Woolf seizes the chance to answer back

LORD Woolf was beaming as he brandished his glossy green report for the Press.

For two years he had been closeted with academics, IT experts, consumer interest groups, lawyers and judges pondering what it should contain. Now it was all over and this was his chance to defend himself against the critics.

His glowing introductory “changing the landscape” speech over, the questions began. “What about Apil's objections?” someone wanted to know, a reference to a pre-emptive strike by the Association of Personal Injury Lawyers, which claimed fixed costs on the fast-track would impair the defence of individual plaintiffs.

Lord Woolf's smile turned frosty. “I know Apil have been campaigning this morning and for the past couple of days because they are convinced that my proposals will hurt them. I don't think they will. Apil have made their comments without seeing my final report,” he said.
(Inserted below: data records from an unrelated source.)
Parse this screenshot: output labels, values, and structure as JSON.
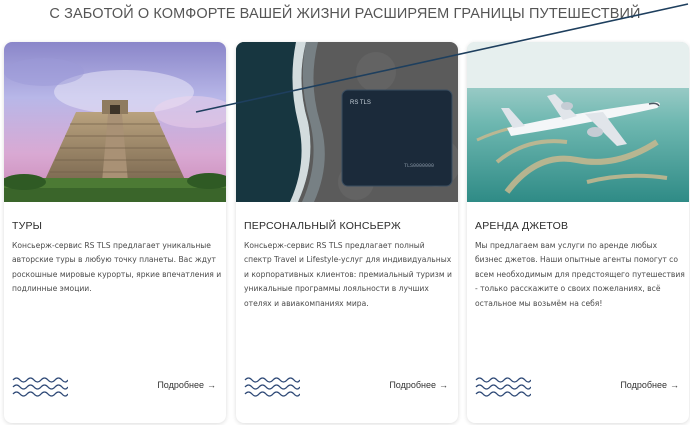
{
  "heading": "С ЗАБОТОЙ О КОМФОРТЕ ВАШЕЙ ЖИЗНИ РАСШИРЯЕМ ГРАНИЦЫ ПУТЕШЕСТВИЙ",
  "cards": [
    {
      "title": "ТУРЫ",
      "text": "Консьерж-сервис RS TLS предлагает уникальные авторские туры в любую точку планеты. Вас ждут роскошные мировые курорты, яркие впечатления и подлинные эмоции.",
      "more_label": "Подробнее",
      "image": "pyramid-photo"
    },
    {
      "title": "ПЕРСОНАЛЬНЫЙ КОНСЬЕРЖ",
      "text": "Консьерж-сервис RS TLS предлагает полный спектр Travel и Lifestyle-услуг для индивидуальных и корпоративных клиентов: премиальный туризм и уникальные программы лояльности в лучших отелях и авиакомпаниях мира.",
      "more_label": "Подробнее",
      "image": "card-on-beach-photo",
      "card_brand": "RS TLS",
      "card_number": "TLS0000000"
    },
    {
      "title": "АРЕНДА ДЖЕТОВ",
      "text": "Мы предлагаем вам услуги по аренде любых бизнес джетов. Наши опытные агенты помогут со всем необходимым для предстоящего путешествия - только расскажите о своих пожеланиях, всё остальное мы возьмём на себя!",
      "more_label": "Подробнее",
      "image": "jet-over-palm-photo"
    }
  ],
  "icons": {
    "arrow": "→",
    "wave": "wave-pattern-icon"
  },
  "colors": {
    "wave": "#2f4a77",
    "annotation_line": "#1e3f5e"
  }
}
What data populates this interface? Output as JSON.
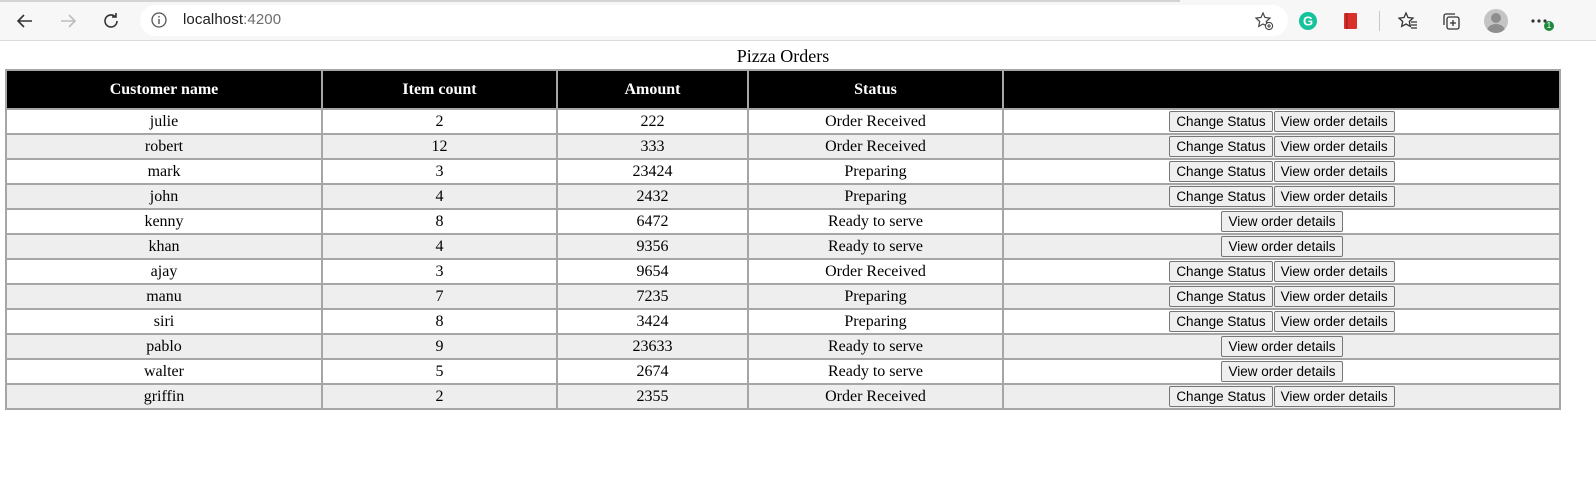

“Personal injury lawyers were enthusiastic about reform when they had trouble finding litigants,” he added.

“When conditional fees encouraged more litigation, Apil became less enthusiastic.

“It's in nobody's interest that litigation should cost a disproportionate amount. Somebody pays for it all in the end.”

Later, Lord Woolf agreed to be quizzed by The Lawyer, when he had a chance to defend other aspects of his proposals, such as his failure to recommend any extra judges.

“Judges won't have a higher workload, they will have a different workload,” he said.

“We do not want to keep on appointing more judges. We must ensure they are of the right quality.”

He wanted more law clerks to qualify as legal executives – “they are cheaper than judges” – and he wanted litigation lawyers who had retired relatively young to be employed part-time to assist judges.

What of his refusal to recommend full piloting of his fast-track procedure? “We are bringing it in by stages, but you cannot allow one form of judgment on fixed costs in one part of the country and allow costs to let rip in other parts of the country.”

Lord Woolf said judges could initially “pilot” the procedures themselves by being flexible about which track they put cases into. “As you see how the system is working and which cases are capable of being disposed of on the fast-track you can be more strict about keeping cases there.”

It was a robust defence but it may not silence the critics. Over the past week another flurry of public criticism from lawyers and law firms has been issued. Not just Apil, claiming to represent personal injury claimants, but insurance law firm Kennedys which attacked Lord Woolf for “curtailing the rights” of defendants.

So now he is being attacked from both sides. But he can take heart from this. It may be a sign that he's not only getting the balance right, but also moving towards obtaining cheaper access to justice for clients.